This 1930 Alfa Romeo Mille Miglia poster celebrates the fourth year in which this magnificent endurance motor race was held.
I first stumbled upon a picture of this lovely Vittorio Jano designed Alfa Romeo 1750 some years ago in an Italian Alfa Romeo book, and wanted to use the image as reference for a new poster. But I needed some background information about the car’s achievements to feed me ideas how I might build the design, and not being an Italian speaker I looked to the internet.
And here I found a wonderful story about the 1930 Mille Miglia event in which the charismatic Italian driver Tazio Nuvolari (on the right) cheekily overtook his great rival Achille Varzi, also driving an Alfa, by sneaking up in the dark with his headlights turned off, only turning them back on after he had passed Varzi. Of course, I couldn’t resist using this excellent yarn as the basis for my design, despite the fact that eyebrows are raised among the cognoscenti as to the accuracy of this version of events. But why let the facts get in the way of a good story?
The Coppa delle Mille Miglia is run over a figure of eight course starting out from Brescia to Rome and back to Brescia; a distance, as the name suggests, of close to a thousand miles. After sixteen hours of racing Nuvolari beat Varzi by seven minutes to win the race, setting a new record average speed of 100 kph, and Alfa Romeos taking all of the first four places.
Later, Tazio Nuvolari was to say, rather boastfully, “It was a good race, and from Rome onwards I never had any doubt that I should win. The car was wonderful, and never gave a moment’s trouble. I could have driven much faster had I wished to do so. The hardest part of the race for me was when sig. Jano locked me up in a room at Bologna on the return journey and compelled me to rest for five minutes or more and had me washed and fed. I was in such a frenzy to get off that I almost fought with the pit attendants. I was much too excited to listen to arguments that I had the race in the hollow of my hand and could afford to take it easy.”

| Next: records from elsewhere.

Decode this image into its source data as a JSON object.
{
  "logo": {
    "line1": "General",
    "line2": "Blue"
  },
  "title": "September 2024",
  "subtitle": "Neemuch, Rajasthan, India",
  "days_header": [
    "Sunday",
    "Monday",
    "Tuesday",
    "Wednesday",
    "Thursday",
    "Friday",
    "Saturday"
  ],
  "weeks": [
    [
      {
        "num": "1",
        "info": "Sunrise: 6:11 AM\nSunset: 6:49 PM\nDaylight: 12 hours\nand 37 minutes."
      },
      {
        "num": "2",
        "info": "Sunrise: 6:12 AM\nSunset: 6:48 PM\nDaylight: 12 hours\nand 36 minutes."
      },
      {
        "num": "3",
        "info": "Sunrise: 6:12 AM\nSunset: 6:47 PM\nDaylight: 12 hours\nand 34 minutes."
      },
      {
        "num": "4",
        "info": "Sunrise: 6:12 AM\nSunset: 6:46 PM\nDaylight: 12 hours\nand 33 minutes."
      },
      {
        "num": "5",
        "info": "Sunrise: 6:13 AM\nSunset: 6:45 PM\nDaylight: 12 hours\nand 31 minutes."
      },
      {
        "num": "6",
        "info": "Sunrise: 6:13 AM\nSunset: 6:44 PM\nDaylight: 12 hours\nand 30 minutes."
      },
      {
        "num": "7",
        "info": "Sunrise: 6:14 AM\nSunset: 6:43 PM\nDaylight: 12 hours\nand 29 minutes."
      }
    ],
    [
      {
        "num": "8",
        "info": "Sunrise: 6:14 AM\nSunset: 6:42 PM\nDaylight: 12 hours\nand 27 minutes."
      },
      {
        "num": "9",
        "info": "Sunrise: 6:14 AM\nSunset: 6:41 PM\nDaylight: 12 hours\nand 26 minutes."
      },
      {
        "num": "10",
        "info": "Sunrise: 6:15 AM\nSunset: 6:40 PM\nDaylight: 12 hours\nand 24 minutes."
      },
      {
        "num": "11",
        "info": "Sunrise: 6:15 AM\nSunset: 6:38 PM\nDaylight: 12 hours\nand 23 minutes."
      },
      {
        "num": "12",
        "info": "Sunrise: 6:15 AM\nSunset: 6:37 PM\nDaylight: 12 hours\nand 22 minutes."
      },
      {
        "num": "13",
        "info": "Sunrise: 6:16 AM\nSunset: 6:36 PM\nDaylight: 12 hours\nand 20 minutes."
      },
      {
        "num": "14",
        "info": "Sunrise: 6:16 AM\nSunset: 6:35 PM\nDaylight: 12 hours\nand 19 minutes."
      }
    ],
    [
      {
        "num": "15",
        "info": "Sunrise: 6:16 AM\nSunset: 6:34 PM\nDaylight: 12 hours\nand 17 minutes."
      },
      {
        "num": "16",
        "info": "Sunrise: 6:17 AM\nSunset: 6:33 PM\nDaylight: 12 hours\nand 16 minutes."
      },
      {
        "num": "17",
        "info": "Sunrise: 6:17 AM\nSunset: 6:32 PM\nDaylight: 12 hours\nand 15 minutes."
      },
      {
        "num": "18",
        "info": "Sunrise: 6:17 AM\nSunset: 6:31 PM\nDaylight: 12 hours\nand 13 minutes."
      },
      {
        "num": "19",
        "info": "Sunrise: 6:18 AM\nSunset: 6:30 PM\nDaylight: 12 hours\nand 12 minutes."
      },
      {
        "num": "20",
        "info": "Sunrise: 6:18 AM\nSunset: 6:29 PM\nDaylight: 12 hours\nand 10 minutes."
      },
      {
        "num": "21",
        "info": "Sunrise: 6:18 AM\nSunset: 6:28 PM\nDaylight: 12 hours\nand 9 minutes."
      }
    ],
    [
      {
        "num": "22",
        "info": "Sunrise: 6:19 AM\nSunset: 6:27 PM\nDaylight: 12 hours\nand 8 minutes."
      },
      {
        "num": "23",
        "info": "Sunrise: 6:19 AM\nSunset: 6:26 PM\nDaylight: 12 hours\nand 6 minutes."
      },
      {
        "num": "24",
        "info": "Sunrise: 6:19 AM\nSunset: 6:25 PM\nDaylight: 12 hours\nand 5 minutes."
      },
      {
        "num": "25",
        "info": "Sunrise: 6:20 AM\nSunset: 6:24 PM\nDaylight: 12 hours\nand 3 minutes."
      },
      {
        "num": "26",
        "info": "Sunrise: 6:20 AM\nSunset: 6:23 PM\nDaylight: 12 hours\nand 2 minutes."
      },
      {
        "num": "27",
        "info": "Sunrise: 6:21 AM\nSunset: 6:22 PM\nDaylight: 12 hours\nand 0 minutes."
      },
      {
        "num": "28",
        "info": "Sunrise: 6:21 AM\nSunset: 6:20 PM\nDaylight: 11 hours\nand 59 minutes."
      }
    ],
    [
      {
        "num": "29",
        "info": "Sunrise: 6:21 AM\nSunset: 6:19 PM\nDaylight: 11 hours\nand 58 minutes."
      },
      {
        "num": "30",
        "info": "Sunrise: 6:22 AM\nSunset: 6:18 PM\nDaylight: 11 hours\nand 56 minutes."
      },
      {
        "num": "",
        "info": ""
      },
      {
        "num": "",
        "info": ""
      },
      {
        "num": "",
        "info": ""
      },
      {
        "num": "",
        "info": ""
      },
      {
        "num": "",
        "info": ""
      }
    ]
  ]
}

This particular poster has been my most popular design by a considerable distance and is still selling well.